Toby: what Okozo does vs. Dreamscene is quite different. To start dreamscenes are not interactive, they are in effect optimized videos although I believe there are methods for producing dynamic content (that is content produced at random based on code). Okozo utilizes flash (.swf) which brings countless advantages. I should also state that there is no easy way to render flash to the desktop; in fact Okozo is the first product that enables it for Vista & 7. I’ve seen it frequently mentioned online that such a task is not possible, but several months of coding later I found a suitable solution :-).

To start flash can provide interactive and dynamic animations, so not only are wallpapers more entertaining but they can also read other files types including XML and some of the lower level architecture of the computer.
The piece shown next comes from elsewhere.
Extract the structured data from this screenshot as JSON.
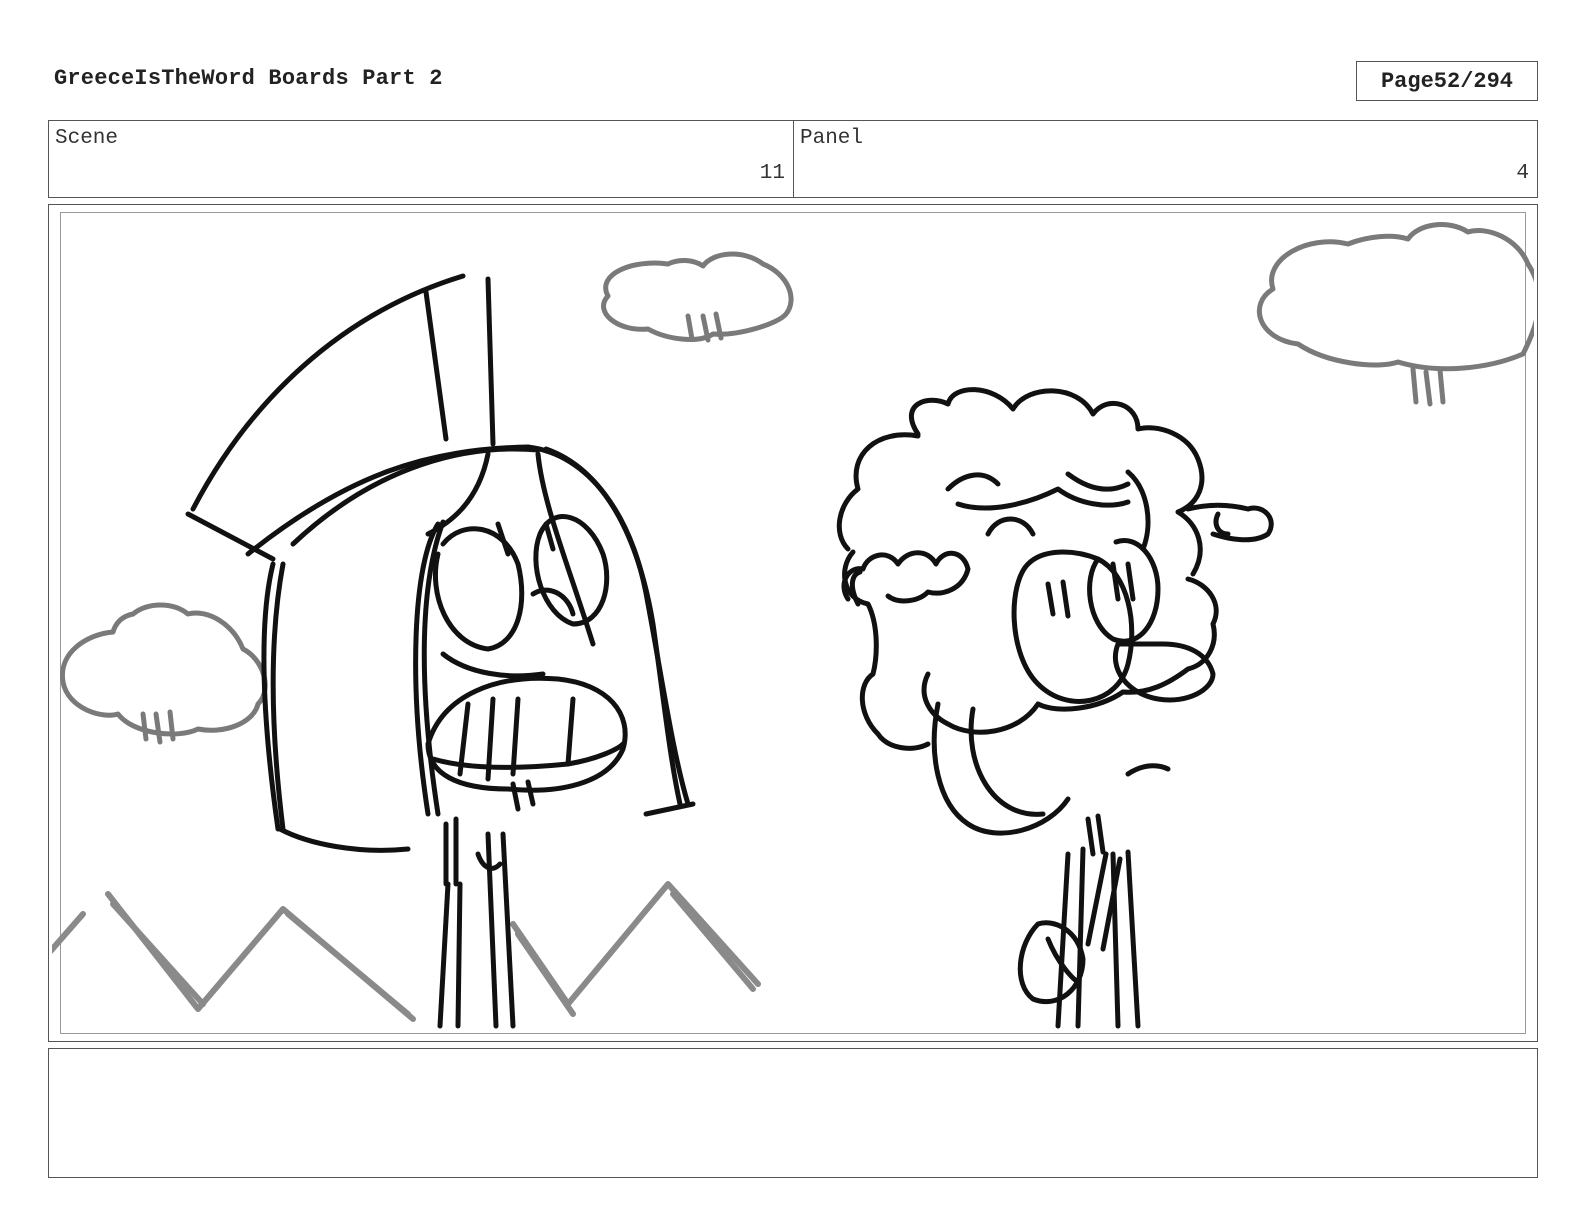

This means that they can read time (as you will see in the wallpaper clocks video on youtube) and even access documents (something that we have in the pipeline). As a result actually utilities can be created (clocks, file explorers etc.) as opposed to just those wallpapers that are creative and entertaining.

Another huge benefit is the extent to which Actionscript, 2 & 3, in-particular is documented. There are thousands of tools and countless flash programmers around the world that benefit from the impressive range of products that Adobe release. This means that as flash improves (which is one of Adobe’s main products as opposed to dreamscene which most people at Microsoft probably aren’t aware of), so do the features of Okozo Desktop.

From a programming perspective Actionscript cannot be compared with whatever language the rendered content in .dream is programmed in. There are 1,000s of books written on actionscript and I can only find 2 on .dream. In comparison to HD videos the majority of flash content is dynamic and files can be as low as 1kb, where-as GPU heavy HD movies can be 30-50mb+ and are usually just 20 second loops.

In terms of CPU usage it will of-course depend on the computer and GPU that Okozo runs on. I’ve tested it on a variety of what I would consider ’normal’ computer (i,e 2-3 year old Dell laptops) and typically animations (particularly clocks & interactive animations) are 0-1% CPU, some may approach 3%. As it converts the code Okozo actually optimizes the rendering of flash as well so animations should take up less CPU than a web browser.

I hope this sheds light on why I chose to create a completely unique application. And also, Okozo is completely free (which I guess is what will appeal to most users).

The verdict: this is a Freewaregenius pick for 2 reasons; firstly, because this is the first software I have seen that makes running animated desktop wallpaper a viable option, as opposed to something you do for 5 minutes, show your friends, and then switch off promptly. The second reason is the mere technical innovation that underlies this product.

If there was one thing I would have wished for, however, it would be for some sort of “converter” program that can take SWFs and create Okozo wallpapers out of them, rather than having to submit these on the Okozo site and wait for them to do it for you.

All in all a great program; highly recommended!

A video of this program in action:

Version Tested: 1.1.6

Compatibility: Windows Vista, Windows 7, 32bit and 64bit. Requires DirectX 9.0c, and Adobe flash (note that the installer will download these or provide a download link if you don’t have them).

Go to the program home page to download the latest version (approx 1.2 megs).